**WHAT IS BEING ASKED**
Copy out each line in the listing below where the word "structured" appears.

**RECORDS TO USE**
○ ○ ○ ○
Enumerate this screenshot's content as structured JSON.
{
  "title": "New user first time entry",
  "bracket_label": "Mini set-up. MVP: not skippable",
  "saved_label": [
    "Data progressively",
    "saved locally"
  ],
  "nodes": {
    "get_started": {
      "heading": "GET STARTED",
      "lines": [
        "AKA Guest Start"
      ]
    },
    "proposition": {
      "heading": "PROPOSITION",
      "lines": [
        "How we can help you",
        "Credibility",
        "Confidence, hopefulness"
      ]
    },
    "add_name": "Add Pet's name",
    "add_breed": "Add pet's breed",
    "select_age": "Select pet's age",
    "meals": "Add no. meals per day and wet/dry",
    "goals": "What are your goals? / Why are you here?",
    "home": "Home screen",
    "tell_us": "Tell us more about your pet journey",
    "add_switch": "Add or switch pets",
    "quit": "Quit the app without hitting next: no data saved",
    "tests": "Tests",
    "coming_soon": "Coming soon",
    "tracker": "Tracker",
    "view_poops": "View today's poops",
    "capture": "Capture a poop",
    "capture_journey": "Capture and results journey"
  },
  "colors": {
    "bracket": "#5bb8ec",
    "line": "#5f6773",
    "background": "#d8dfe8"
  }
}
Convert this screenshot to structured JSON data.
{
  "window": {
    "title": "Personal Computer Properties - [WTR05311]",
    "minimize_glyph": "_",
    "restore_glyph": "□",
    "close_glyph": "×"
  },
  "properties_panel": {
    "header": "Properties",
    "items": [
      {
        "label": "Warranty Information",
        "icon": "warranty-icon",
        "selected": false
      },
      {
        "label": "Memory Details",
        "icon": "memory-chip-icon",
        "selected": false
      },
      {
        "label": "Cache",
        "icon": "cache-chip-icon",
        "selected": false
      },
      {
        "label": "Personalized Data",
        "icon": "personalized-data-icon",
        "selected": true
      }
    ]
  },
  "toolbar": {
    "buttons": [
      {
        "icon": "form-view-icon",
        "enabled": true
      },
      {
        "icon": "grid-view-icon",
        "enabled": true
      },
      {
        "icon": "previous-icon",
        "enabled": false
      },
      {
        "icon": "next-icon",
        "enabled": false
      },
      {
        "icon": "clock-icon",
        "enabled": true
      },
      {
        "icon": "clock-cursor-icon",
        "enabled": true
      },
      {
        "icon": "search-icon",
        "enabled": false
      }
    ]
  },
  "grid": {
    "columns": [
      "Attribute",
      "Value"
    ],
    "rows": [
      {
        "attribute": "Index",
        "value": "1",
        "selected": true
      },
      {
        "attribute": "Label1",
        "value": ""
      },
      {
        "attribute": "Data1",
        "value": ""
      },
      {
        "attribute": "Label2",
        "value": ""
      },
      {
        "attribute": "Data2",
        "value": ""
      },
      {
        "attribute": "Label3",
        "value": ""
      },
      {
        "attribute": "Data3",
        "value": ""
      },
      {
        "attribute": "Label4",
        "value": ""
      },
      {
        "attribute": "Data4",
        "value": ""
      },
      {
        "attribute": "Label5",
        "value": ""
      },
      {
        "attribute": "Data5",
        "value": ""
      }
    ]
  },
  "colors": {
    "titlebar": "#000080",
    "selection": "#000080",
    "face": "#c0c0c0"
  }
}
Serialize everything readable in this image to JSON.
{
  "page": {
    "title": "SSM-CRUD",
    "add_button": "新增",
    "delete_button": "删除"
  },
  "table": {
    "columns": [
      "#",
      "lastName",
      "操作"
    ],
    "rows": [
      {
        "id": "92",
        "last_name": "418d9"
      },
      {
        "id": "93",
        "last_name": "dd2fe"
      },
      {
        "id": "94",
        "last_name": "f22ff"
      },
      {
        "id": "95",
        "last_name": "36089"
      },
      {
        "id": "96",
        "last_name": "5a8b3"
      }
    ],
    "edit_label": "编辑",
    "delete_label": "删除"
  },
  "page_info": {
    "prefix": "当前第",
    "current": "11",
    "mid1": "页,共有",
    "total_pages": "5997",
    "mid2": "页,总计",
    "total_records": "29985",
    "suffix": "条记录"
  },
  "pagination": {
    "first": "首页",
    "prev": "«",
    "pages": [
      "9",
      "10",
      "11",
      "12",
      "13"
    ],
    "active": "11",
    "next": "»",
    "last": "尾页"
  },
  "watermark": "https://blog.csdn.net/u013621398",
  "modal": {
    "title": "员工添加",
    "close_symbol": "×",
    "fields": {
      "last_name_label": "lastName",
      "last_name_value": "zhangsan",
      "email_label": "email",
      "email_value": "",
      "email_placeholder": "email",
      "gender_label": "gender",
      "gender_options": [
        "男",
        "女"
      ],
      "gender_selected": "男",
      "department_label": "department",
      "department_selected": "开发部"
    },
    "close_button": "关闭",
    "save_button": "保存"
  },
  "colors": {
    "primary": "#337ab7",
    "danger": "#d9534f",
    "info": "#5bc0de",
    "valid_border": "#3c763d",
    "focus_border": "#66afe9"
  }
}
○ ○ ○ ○
**SOLUTION FOR THIS EXERCISE**
Enumerate this screenshot's content as structured JSON.
Convert this screenshot to structured JSON data.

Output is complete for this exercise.